Staying on top of where cars are at any given point in time is also important. Railroads now provide tracking services using RFID tags, and shippers can view progress via the railroad's Internet site. Monitoring progress is essential. Some cars, particularly those not part of a unit train, still lose valuable time sitting in train yards. Sometimes a phone call is all that's required to get the car back on the tracks and headed in the right direction. Again, third-party rail fleet management companies also provide efficiency by improving shipment monitoring and expediting services.

Railcar design can also impact the bottom line, particularly with respect to loading and unloading. TrinityRail, a leading manufacturer of railcars in North America and Europe, offers a wide range of standard and optional features for its 263,000-pound, gross rail load, non-coiled and non-insulated tank car, which has a shell capacity of 30,145 gallons. These features allow ethanol shippers to take advantage of quicker and easier unloading, more complete unloading, as well as easier and safer access to the car for operating personnel. For example, an extended operating handle for the bottom outlet valve allows the operator to open and close the valve without climbing under the car. In addition, the railcar's length has been reduced making it ideally suited for unit train service while reducing the railcar's light weight and allowing greater capacity for ethanol.

Perhaps the most visible new product for the ethanol market that Trinity Rail offers is its 6351-cubic-foot covered hopper designed specifically for DDGS. In 2001, despite a railcar industry slump, Trinity Rail realized the potential for increased consumer interest in ethanol and queried producers about the ideal design of a hopper car intended to carry DDGS. The end result is the "6351," as it is commonly called. This is one of many examples of Trinity Rail's commitment to optimizing existing car designs, as well as developing new, clean-sheet-of-paper ideas. To that end, the company's New Product Development Group is continually looking for the next breakthrough in railcar design.

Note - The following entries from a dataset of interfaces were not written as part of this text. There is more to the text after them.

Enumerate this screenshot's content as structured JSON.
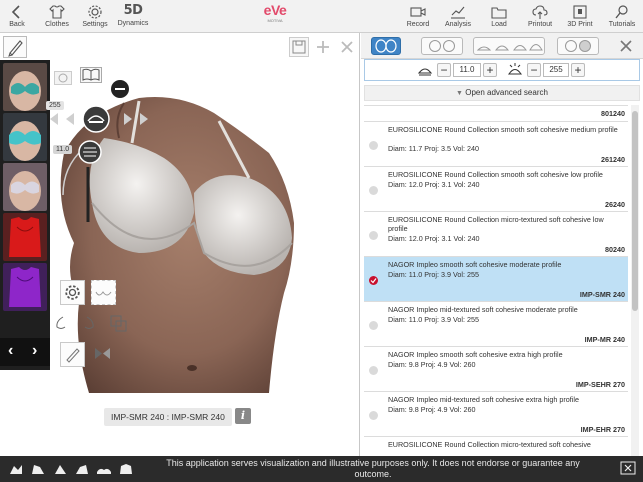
{
  "toolbar": {
    "back": "Back",
    "clothes": "Clothes",
    "settings": "Settings",
    "dynamics_badge": "5D",
    "dynamics": "Dynamics",
    "logo": "eVe",
    "logo_sub": "MOTIVA",
    "record": "Record",
    "analysis": "Analysis",
    "load": "Load",
    "printout": "Printout",
    "print3d": "3D Print",
    "tutorials": "Tutorials"
  },
  "viewer": {
    "left_size": "255",
    "left_diam": "11.0",
    "caption": "IMP-SMR 240 : IMP-SMR 240",
    "info": "i"
  },
  "filters": {
    "diameter_value": "11.0",
    "volume_value": "255",
    "minus": "−",
    "plus": "+",
    "advanced_search": "Open advanced search"
  },
  "implants": {
    "top_code": "801240",
    "items": [
      {
        "name": "EUROSILICONE Round Collection smooth soft cohesive medium profile",
        "meta": "Diam:  11.7 Proj:  3.5 Vol: 240",
        "code": "261240",
        "selected": false
      },
      {
        "name": "EUROSILICONE Round Collection smooth soft cohesive low profile",
        "meta": "Diam:  12.0 Proj:  3.1 Vol: 240",
        "code": "26240",
        "selected": false
      },
      {
        "name": "EUROSILICONE Round Collection micro-textured soft cohesive low profile",
        "meta": "Diam:  12.0 Proj:  3.1 Vol: 240",
        "code": "80240",
        "selected": false
      },
      {
        "name": "NAGOR Impleo smooth soft cohesive moderate profile",
        "meta": "Diam:  11.0 Proj:  3.9 Vol: 255",
        "code": "IMP-SMR 240",
        "selected": true
      },
      {
        "name": "NAGOR Impleo mid-textured soft cohesive moderate profile",
        "meta": "Diam:  11.0 Proj:  3.9 Vol: 255",
        "code": "IMP-MR 240",
        "selected": false
      },
      {
        "name": "NAGOR Impleo smooth soft cohesive extra high profile",
        "meta": "Diam:   9.8 Proj:  4.9 Vol: 260",
        "code": "IMP-SEHR 270",
        "selected": false
      },
      {
        "name": "NAGOR Impleo mid-textured soft cohesive extra high profile",
        "meta": "Diam:   9.8 Proj:  4.9 Vol: 260",
        "code": "IMP-EHR 270",
        "selected": false
      },
      {
        "name": "EUROSILICONE Round Collection micro-textured soft cohesive",
        "meta": "",
        "code": "",
        "selected": false
      }
    ]
  },
  "footer": {
    "disclaimer": "This application serves visualization and illustrative purposes only. It does not endorse or guarantee any outcome."
  },
  "colors": {
    "accent": "#3f84c6",
    "selected_row": "#bfe0f5",
    "selected_check": "#c8102e",
    "footer_bg": "#2b2b2b"
  }
}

"The 6351 has been quite a success," said Ray Tasch, senior vice president of sales and business development for Trinity Rail. "Through the end of 2005, over 3,300 cars have been put into service and prospects remain bright as ethanol plant expansions require the need for additional rail equipment to move DDGS."

For ethanol producers looking to capture and market carbon dioxide, Trinity Rail also offers a 286,000-pound, gross rail load, insulated pressure tank car with a shell capacity of 20,110 gallons.

"In today's competitive transportation market, using the most efficient railcars and improving railcar utilization is sound business," Menzies says. "The end result for ethanol producers will be a stronger bottom line." EP

For further details on TrinityRail's product portfolio, capabilities and service offerings, visit For more information about Trinity Rail Leasing and Management Services Group, visit

For questions regarding this article please contact Ray Tasch. Reach him at [email protected] or (214) 589-8148.